--- START ---

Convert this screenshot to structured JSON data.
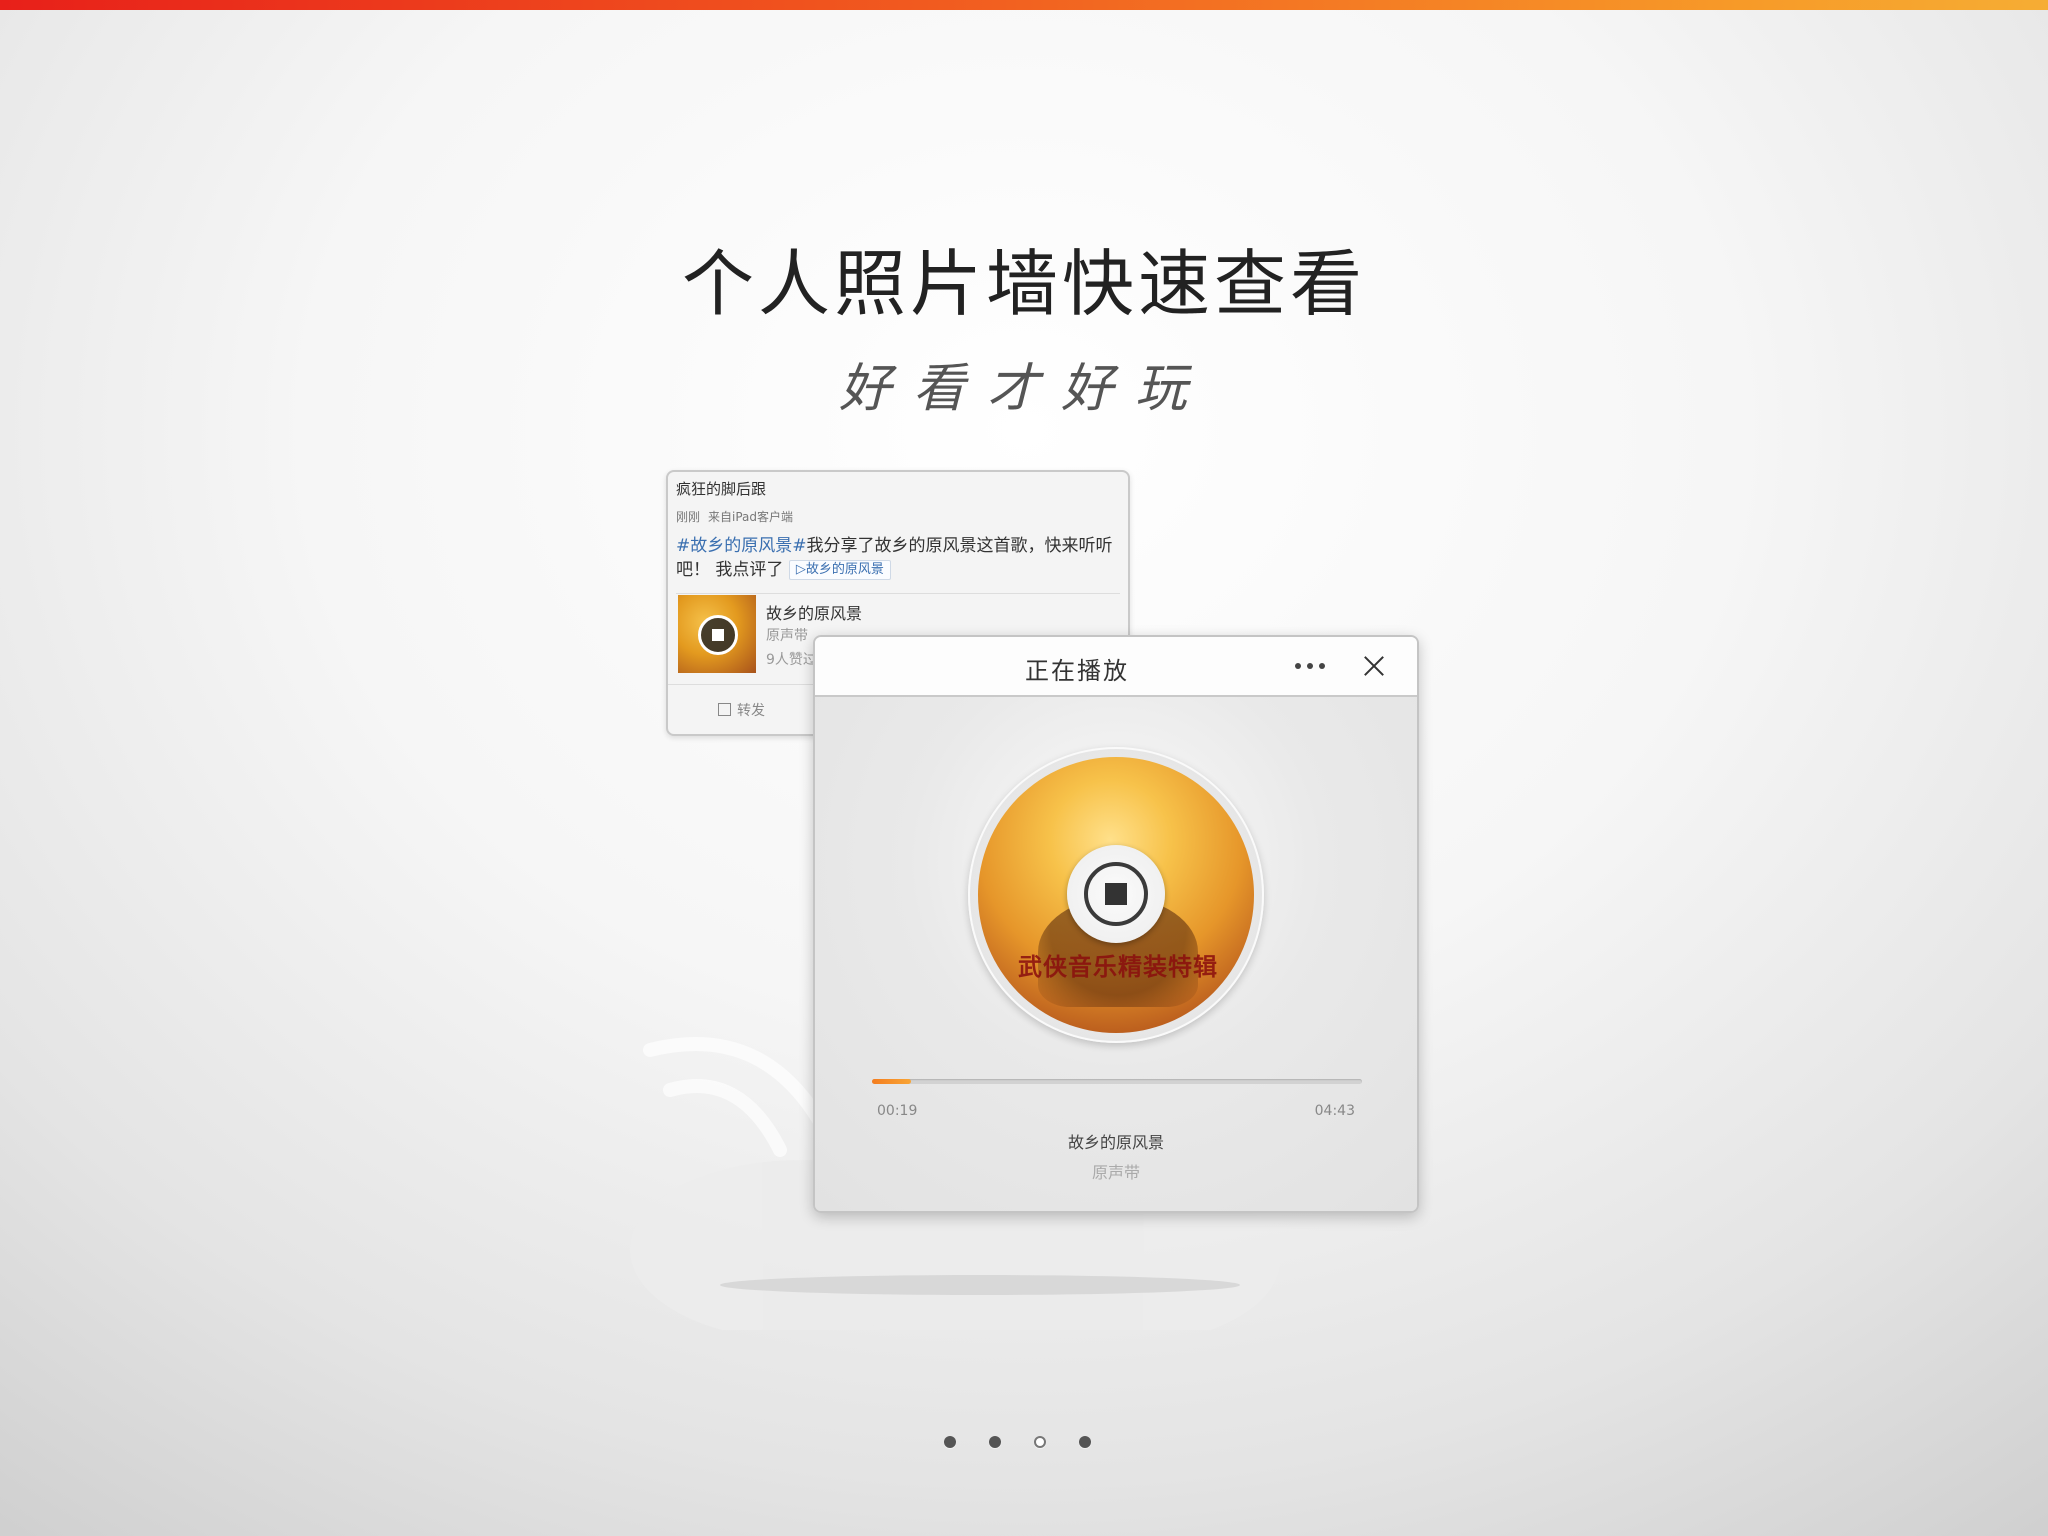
{
  "header": {
    "headline": "个人照片墙快速查看",
    "tagline": "好看才好玩"
  },
  "weibo_card": {
    "username": "疯狂的脚后跟",
    "time": "刚刚",
    "source": "来自iPad客户端",
    "topic": "#故乡的原风景#",
    "text": "我分享了故乡的原风景这首歌，快来听听吧！ 我点评了",
    "song_tag": "故乡的原风景",
    "song_title": "故乡的原风景",
    "album": "原声带",
    "likes": "9人赞过",
    "forward_label": "转发"
  },
  "player": {
    "title": "正在播放",
    "disc_text": "武侠音乐精装特辑",
    "current_time": "00:19",
    "total_time": "04:43",
    "progress": 0.08,
    "song_title": "故乡的原风景",
    "album": "原声带"
  },
  "pager": {
    "count": 4,
    "active_index": 2
  },
  "colors": {
    "top_bar_start": "#e8201a",
    "top_bar_end": "#f6ad34",
    "topic_link": "#3a6fb0",
    "progress": "#f47d1f"
  },
  "icons": [
    "stop-icon",
    "more-icon",
    "close-icon",
    "forward-icon"
  ]
}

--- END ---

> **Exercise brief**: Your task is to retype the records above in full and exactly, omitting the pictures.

> **Response to the task**:
Convert this screenshot to structured JSON data.
{
  "header": {
    "headline": "个人照片墙快速查看",
    "tagline": "好看才好玩"
  },
  "weibo_card": {
    "username": "疯狂的脚后跟",
    "time": "刚刚",
    "source": "来自iPad客户端",
    "topic": "#故乡的原风景#",
    "text": "我分享了故乡的原风景这首歌，快来听听吧！ 我点评了",
    "song_tag": "故乡的原风景",
    "song_title": "故乡的原风景",
    "album": "原声带",
    "likes": "9人赞过",
    "forward_label": "转发"
  },
  "player": {
    "title": "正在播放",
    "disc_text": "武侠音乐精装特辑",
    "current_time": "00:19",
    "total_time": "04:43",
    "progress": 0.08,
    "song_title": "故乡的原风景",
    "album": "原声带"
  },
  "pager": {
    "count": 4,
    "active_index": 2
  },
  "colors": {
    "top_bar_start": "#e8201a",
    "top_bar_end": "#f6ad34",
    "topic_link": "#3a6fb0",
    "progress": "#f47d1f"
  },
  "icons": [
    "stop-icon",
    "more-icon",
    "close-icon",
    "forward-icon"
  ]
}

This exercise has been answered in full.